┌─ THE INPUT

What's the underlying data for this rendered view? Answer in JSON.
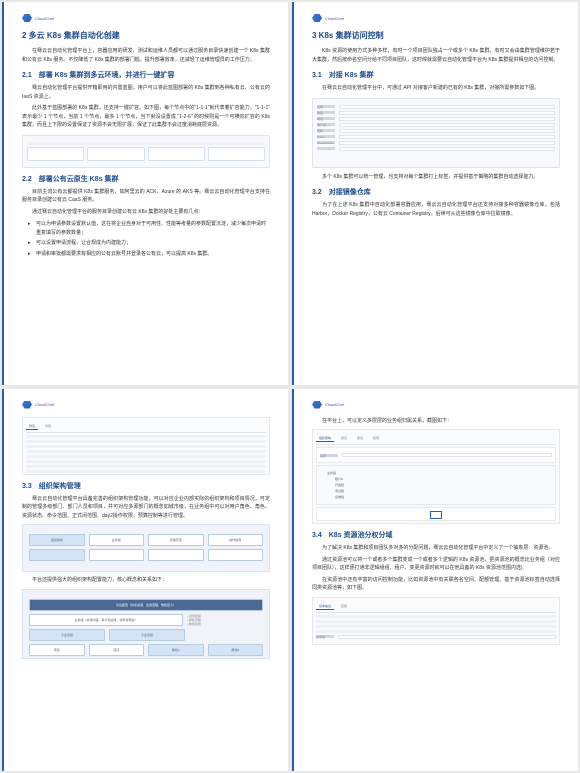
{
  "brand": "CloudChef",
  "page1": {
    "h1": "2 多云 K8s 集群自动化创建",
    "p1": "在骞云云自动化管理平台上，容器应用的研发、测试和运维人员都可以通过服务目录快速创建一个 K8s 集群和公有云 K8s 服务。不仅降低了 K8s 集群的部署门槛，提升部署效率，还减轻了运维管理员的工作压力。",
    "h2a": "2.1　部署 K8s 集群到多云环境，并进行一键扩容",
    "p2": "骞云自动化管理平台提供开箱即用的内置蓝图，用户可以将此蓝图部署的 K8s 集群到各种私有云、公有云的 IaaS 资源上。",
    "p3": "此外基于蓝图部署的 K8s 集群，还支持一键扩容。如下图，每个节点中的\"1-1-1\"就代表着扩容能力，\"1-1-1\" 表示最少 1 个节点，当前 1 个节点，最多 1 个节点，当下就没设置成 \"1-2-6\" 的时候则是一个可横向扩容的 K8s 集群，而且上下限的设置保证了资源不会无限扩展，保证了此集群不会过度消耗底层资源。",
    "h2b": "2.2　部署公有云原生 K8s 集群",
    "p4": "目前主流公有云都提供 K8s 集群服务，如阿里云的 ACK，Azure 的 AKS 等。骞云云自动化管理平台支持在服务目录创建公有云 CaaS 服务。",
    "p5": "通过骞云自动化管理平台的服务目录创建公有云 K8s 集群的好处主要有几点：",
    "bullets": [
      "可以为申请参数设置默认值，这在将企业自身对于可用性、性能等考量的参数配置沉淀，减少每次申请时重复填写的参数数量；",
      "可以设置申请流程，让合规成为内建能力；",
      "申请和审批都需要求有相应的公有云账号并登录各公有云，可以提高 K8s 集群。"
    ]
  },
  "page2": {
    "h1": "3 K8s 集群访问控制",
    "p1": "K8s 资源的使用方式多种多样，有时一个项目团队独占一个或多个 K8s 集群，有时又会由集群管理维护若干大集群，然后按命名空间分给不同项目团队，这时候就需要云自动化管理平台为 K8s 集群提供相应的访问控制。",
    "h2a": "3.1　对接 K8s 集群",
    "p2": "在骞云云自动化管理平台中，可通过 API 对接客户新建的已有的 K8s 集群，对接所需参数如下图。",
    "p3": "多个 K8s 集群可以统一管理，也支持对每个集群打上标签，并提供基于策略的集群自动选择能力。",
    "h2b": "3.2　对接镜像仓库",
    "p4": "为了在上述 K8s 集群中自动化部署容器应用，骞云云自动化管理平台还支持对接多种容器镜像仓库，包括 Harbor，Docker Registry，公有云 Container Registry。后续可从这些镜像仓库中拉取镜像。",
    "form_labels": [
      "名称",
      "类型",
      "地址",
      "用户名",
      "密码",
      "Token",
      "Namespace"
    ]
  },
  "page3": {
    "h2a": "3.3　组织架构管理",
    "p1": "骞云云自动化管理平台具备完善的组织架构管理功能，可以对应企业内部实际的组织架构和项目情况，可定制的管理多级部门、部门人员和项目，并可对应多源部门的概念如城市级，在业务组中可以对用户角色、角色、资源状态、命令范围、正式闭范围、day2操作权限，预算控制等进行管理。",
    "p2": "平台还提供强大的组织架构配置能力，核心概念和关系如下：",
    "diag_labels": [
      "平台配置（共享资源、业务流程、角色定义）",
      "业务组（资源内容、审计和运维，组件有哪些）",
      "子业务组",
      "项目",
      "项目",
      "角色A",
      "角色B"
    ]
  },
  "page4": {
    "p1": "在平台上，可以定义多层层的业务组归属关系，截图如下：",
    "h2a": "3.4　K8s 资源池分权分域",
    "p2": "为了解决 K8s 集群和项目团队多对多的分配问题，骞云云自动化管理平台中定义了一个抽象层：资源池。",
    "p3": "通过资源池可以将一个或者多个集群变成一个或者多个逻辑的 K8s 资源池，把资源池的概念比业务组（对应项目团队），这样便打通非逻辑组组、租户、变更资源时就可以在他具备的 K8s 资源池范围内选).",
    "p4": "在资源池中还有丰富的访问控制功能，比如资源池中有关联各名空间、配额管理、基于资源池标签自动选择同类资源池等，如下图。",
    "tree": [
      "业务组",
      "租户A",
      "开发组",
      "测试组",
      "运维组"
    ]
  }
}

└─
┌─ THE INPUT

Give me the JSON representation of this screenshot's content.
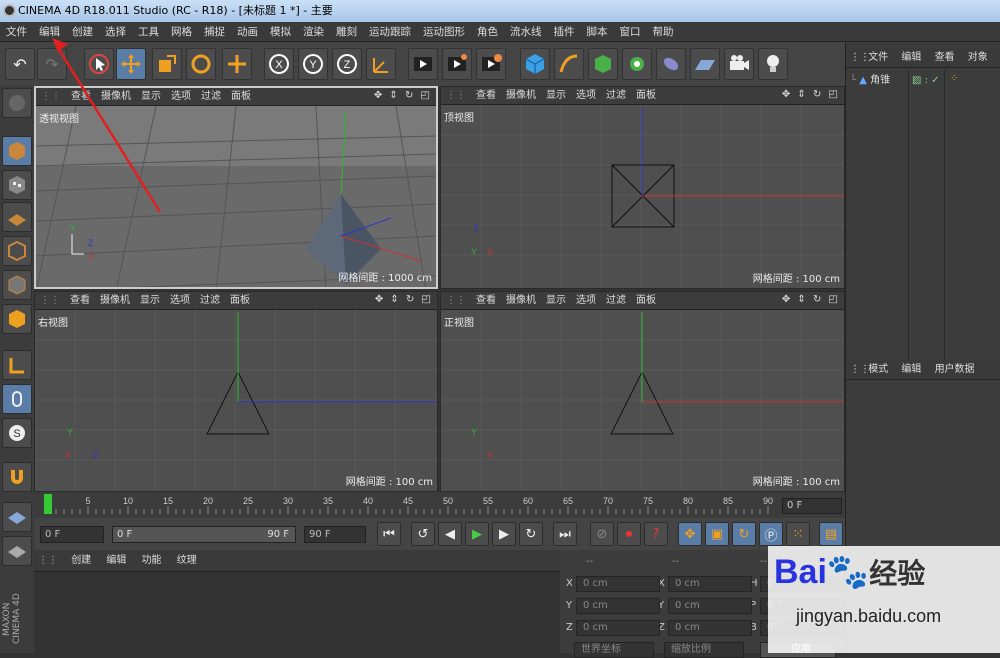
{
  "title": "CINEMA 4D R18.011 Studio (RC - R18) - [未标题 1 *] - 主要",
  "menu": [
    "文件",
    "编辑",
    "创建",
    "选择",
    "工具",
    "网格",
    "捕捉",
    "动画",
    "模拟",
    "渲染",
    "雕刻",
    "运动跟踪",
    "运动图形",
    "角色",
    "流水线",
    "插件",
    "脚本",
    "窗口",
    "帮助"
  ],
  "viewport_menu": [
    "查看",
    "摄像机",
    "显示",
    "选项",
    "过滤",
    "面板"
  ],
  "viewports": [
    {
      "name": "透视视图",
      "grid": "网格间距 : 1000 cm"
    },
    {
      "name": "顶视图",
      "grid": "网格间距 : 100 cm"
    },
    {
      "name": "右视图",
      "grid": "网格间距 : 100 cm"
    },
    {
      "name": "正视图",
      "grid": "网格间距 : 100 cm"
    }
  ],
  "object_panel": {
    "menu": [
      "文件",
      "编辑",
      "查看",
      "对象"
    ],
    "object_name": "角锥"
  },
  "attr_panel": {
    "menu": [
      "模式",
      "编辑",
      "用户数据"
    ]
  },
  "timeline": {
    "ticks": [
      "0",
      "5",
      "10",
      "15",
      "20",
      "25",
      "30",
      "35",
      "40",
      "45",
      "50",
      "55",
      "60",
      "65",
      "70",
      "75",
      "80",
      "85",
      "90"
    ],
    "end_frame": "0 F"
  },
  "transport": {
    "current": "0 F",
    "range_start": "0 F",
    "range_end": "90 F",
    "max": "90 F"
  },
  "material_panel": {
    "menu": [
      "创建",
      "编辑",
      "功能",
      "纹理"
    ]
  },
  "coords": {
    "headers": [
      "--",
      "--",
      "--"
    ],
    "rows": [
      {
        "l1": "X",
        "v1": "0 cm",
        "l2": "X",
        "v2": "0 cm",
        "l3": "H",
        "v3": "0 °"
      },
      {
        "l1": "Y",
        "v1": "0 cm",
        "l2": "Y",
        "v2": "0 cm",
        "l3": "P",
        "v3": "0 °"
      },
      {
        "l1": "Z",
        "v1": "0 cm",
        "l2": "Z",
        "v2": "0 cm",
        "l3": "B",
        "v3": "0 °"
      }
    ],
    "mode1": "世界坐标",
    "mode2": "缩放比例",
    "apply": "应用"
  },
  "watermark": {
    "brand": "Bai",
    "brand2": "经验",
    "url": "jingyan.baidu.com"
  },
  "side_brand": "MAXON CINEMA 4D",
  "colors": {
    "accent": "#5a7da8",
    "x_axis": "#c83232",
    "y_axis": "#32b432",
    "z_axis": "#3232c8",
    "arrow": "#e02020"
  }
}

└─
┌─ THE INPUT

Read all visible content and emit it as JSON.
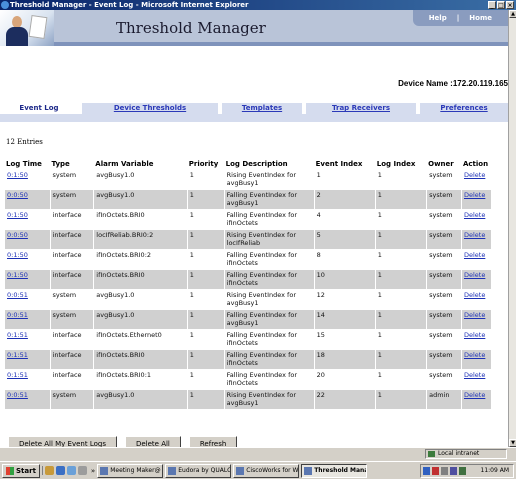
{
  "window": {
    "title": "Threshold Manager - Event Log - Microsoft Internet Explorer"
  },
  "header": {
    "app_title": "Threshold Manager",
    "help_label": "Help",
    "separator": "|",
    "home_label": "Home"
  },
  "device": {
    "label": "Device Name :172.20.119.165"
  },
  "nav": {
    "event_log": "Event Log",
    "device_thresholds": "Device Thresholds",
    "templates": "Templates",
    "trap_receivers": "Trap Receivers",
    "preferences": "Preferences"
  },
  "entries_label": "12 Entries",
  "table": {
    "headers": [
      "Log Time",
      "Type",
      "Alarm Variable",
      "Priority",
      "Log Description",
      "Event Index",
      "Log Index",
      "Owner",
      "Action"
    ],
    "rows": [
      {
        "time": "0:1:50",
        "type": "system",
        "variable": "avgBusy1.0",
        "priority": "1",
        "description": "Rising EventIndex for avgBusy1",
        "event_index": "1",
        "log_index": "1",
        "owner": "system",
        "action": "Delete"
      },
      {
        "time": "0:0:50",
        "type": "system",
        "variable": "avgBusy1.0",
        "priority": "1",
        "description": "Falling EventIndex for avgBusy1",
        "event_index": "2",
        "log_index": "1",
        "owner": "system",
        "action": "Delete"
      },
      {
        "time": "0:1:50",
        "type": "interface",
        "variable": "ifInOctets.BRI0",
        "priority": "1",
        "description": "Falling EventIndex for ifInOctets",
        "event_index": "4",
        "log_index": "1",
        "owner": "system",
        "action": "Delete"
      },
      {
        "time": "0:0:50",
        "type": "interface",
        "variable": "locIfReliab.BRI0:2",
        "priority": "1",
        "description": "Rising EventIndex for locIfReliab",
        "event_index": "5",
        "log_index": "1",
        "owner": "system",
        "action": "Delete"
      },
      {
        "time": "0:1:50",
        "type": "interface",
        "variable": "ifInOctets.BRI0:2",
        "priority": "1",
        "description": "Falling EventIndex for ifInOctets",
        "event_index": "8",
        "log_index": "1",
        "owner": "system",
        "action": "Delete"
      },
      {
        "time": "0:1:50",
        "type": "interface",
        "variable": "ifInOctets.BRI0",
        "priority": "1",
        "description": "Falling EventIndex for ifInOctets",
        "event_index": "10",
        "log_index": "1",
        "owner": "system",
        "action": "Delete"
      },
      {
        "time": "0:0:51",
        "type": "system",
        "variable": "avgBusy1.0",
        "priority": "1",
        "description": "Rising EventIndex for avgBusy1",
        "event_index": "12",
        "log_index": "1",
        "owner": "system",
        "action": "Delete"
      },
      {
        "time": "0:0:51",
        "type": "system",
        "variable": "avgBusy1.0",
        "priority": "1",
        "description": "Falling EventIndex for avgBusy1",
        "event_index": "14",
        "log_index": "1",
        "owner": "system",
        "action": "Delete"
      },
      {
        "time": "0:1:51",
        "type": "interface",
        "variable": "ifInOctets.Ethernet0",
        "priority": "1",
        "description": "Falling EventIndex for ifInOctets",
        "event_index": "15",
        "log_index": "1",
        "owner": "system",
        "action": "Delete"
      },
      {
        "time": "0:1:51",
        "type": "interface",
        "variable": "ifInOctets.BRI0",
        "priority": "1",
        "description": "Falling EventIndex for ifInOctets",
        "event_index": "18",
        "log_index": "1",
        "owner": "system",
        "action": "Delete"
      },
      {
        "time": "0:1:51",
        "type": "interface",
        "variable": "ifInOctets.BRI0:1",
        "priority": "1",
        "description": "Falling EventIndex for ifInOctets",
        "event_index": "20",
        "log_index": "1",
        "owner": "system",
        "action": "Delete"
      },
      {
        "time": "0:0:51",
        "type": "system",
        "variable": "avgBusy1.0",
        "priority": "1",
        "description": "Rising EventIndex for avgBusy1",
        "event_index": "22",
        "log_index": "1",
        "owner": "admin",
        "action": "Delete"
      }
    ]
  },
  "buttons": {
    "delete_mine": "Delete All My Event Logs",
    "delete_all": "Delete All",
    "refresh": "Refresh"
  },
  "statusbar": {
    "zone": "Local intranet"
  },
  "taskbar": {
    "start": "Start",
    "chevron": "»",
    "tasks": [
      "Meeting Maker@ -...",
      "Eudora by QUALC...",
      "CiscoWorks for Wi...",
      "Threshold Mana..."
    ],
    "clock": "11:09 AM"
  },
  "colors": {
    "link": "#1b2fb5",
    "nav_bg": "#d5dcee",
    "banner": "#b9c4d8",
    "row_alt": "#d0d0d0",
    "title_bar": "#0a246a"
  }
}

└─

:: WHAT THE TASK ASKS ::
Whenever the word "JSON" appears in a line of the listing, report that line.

:: TASK RESULT ::
What's the underlying data for this rendered view? Answer in JSON.
Give me the JSON representation of this screenshot's content.
Read all visible content and emit it as JSON.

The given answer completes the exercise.